Construction and technology[edit]

To achieve the low weight of 149 tonns for a trainset consisting of four cars, the cars were consistently built in a lightweight mode of construction, using aluminium wherever possible. Unfortunately, expertise in lightweight construction was rare at that time, which led to the aforementioned issues, which, in turn, were the reasons why they never made it into series production.

In terms of passenger convenience, the Chiquitas have set new standards, mainly thanks to the low floor and the amply, broad and right from the beginning automatic doors. The traction technology was also new, and featured small, lightweight direct current motors, which could be run stepless thanks to a thyristor controller, in contrast to the rough step controllers on the RABDe 12/12. The trailer bogies of the two middle cars where the same as those of the EW III.

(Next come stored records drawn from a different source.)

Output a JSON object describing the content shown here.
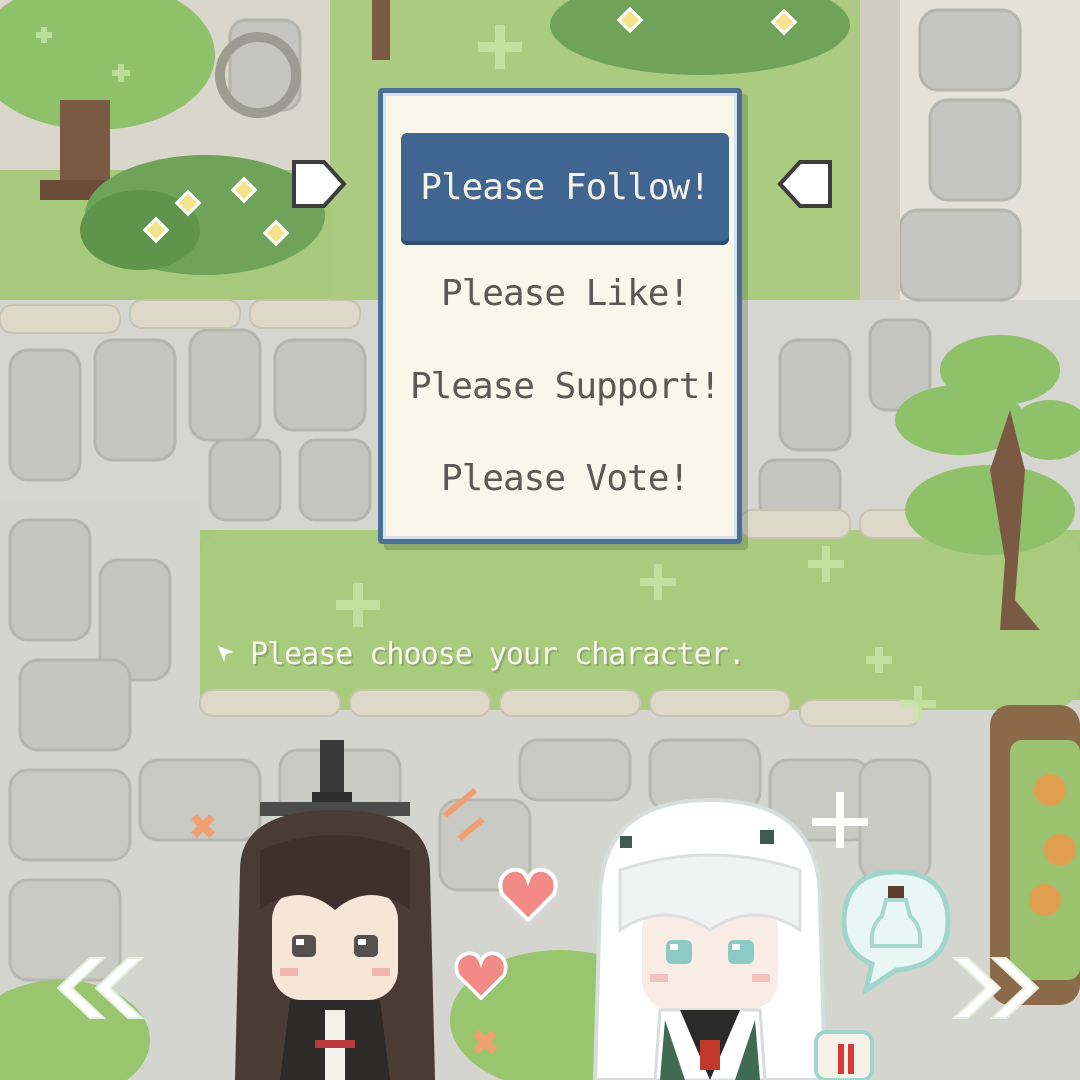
{
  "menu": {
    "items": [
      {
        "label": "Please Follow!",
        "selected": true
      },
      {
        "label": "Please Like!",
        "selected": false
      },
      {
        "label": "Please Support!",
        "selected": false
      },
      {
        "label": "Please Vote!",
        "selected": false
      }
    ]
  },
  "prompt": {
    "text": "Please choose your character."
  },
  "icons": {
    "selector_left": "arrow-right-icon",
    "selector_right": "arrow-left-icon",
    "prev": "double-chevron-left-icon",
    "next": "double-chevron-right-icon",
    "prompt_bullet": "star-icon",
    "heart": "heart-icon",
    "bottle_bubble": "bottle-speech-bubble-icon"
  },
  "colors": {
    "menu_accent": "#3f6590",
    "menu_bg": "#fbf6ea",
    "grass": "#a7c97c",
    "stone": "#d6d8d2"
  }
}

One trainset had 54 seats in first and 224 seats in second class. The first class middle car also had a luggage compartment.

Marketing strategists wanted to give all commuter vehicles a similar appearance, which is why the newer NPZ as well as the Zürich S-Bahn double decker trains have a shape similar to the Chiquitas - it is actually a development of the Chiquita's front. The NPZ's doors are also very similar to those built into the Chiquitas.


The four cars couldn't be separated in normal operation. Because there was no traction voltage cable running through the train, both power heads (front and back cars) were equipped with a pantograph. Both power heads had a driver's cab and automatic +GF+-couplers. The trainsets featured multiple unit train control, whereby technically all four units could have been run together (but platforms usually were too short). The couplers mechanically fit onto those of the RABDe 12/12.

See also[edit]


This article was mostly translated from the German language version of August 2006.

External links[edit]